Commissioner of the Environment and Sustainable Development’s Opening Statement

December 2011 Report Press Conference—13 December 2011

Good morning. My name is Scott Vaughan, commissioner of the environment and sustainable development. My Report today covers three audits, two studies, and the annual report on environmental petitions. Our audit work is current, and was completed this fall.

Environmental stewardship is complex. It must be supported by scientific knowledge, environmental monitoring, and effective enforcement. In addition to examining science at Environment Canada, this Report discusses weaknesses in the enforcement of federal regulations, and identifies improvements needed to enforce federal laws and regulations.

Our first audit looked at how Transport Canada and the National Energy Board determine whether companies required to do so comply with regulations governing the movement of dangerous goods within Canada. Good oversight of regulatory compliance is necessary to protect public safety and the environment.

We found that Transport Canada and the National Energy Board need to improve their oversight of regulated companies and organizations. Where deficiencies have been identified, they have done little follow-up to ensure that corrective measures have been taken.

Transport Canada does not know to what extent organizations transporting dangerous goods are complying with regulations. It has given temporary approval for roughly half of the emergency response plans required to transport the most dangerous regulated goods, such as types of ammonia and acids. Temporary approvals are subject to less verification. Some have been in place for 10 years or more. Many of the weaknesses we found in Transport Canada were identified more than five years ago and have yet to be fixed.
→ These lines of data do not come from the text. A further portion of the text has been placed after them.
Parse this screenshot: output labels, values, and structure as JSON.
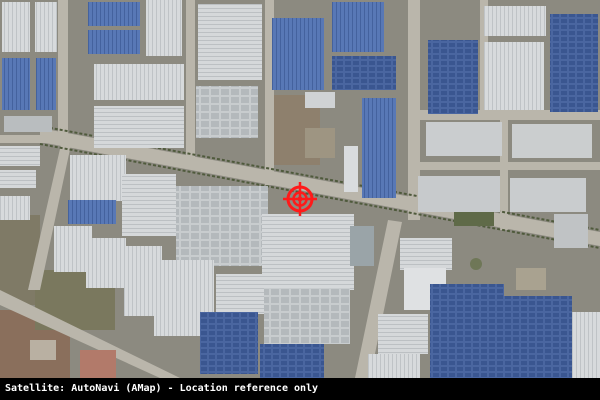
{
  "caption": "Satellite: AutoNavi (AMap) - Location reference only",
  "marker": {
    "icon": "crosshair-target-icon",
    "color": "#ff1a1a"
  },
  "colors": {
    "ground": "#8d8a80",
    "road": "#b9b5aa",
    "roof_blue": "#4f6fae",
    "roof_grey": "#c9cdd0",
    "roof_white": "#e6e8ea",
    "roof_solar": "#3e5a8c",
    "vegetation": "#6d7458"
  }
}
The National Energy Board has not appropriately monitored whether emergency procedures manuals prepared by regulated companies meet established expectations. It has yet to review the manuals of 32 companies. Where it has conducted reviews and identified deficiencies, there was little indication that it followed up to verify that the companies had taken corrective action.

In our audit of environmental science, we found that Environment Canada’s systems and practices to ensure the quality of its science activities are consistent with those generally used in the scientific community. They include peer reviews and other approaches used by world-class research institutions to ensure quality research, as well as various means of communicating scientific information to decision makers.

It is important for Environment Canada to identify and focus on those science activities that are critical to the Canadian public interest. Few organizations aside from the federal government have the capacity to carry out credible, long-term environmental research and monitoring at a national level.

In 2007, the Department developed a plan setting out the long-term directions of its science activities. Now Environment Canada needs to put its plan into practice. A department-wide plan for science is more urgent than ever in this period of fiscal restraint.

In the third audit we are reporting on today, we looked at Environment Canada’s enforcement of the Canadian Environmental Protection Act. We found that the Department does not know how much its enforcement activities have encouraged compliance and minimized damage and threats to the environment. Enforcement actions have been limited by longstanding problems with the regulations, inadequate training of enforcement officers, and lack of laboratory tests to verify compliance.

Environment Canada is missing key information on those it regulates. This information would help it target those organizations whose activities pose the greatest risk of environmental damage as a result of non-compliance. Also, the Department has not followed up on half of its enforcement actions to verify that violators are now complying with regulations.

The Canadian Environmental Protection Act is an important part of protecting the health of Canadians and the quality of the environment. I am concerned that shortcomings in key management systems have impeded the effective enforcement of the Act.

The first of the two studies we are reporting on today identifies some of the key challenges and principles related to sustainable fisheries. The Office of the Auditor General has issued studies in the past, to provide information to Parliament.

The decline in some major fish stocks in Canada highlights the need to better understand trends and to promote sustainable fisheries management. Fisheries managers face a difficult combination of environmental, economic, social, and organizational challenges.

The study provides examples of current and emerging practices here in Canada and internationally to help build sustainable fisheries. Key practices include respecting ecological limits to protect future fish stocks and defining clear roles and responsibilities.

Our second study identifies more than 90 environmental monitoring systems that provide Canadians everyday with a wide range of information, from local weather and air and water quality, to wildlife and biodiversity.

Environmental monitoring is necessary to know whether the quality of our environment is getting better or worse. The information the government collects serves many users, including municipal planners, resource managers, and Canadian families.

The final chapter of this Report is the annual report on environmental petitions. This year, we received 25 petitions dealing with a range of topics.

I am now ready to answer your questions.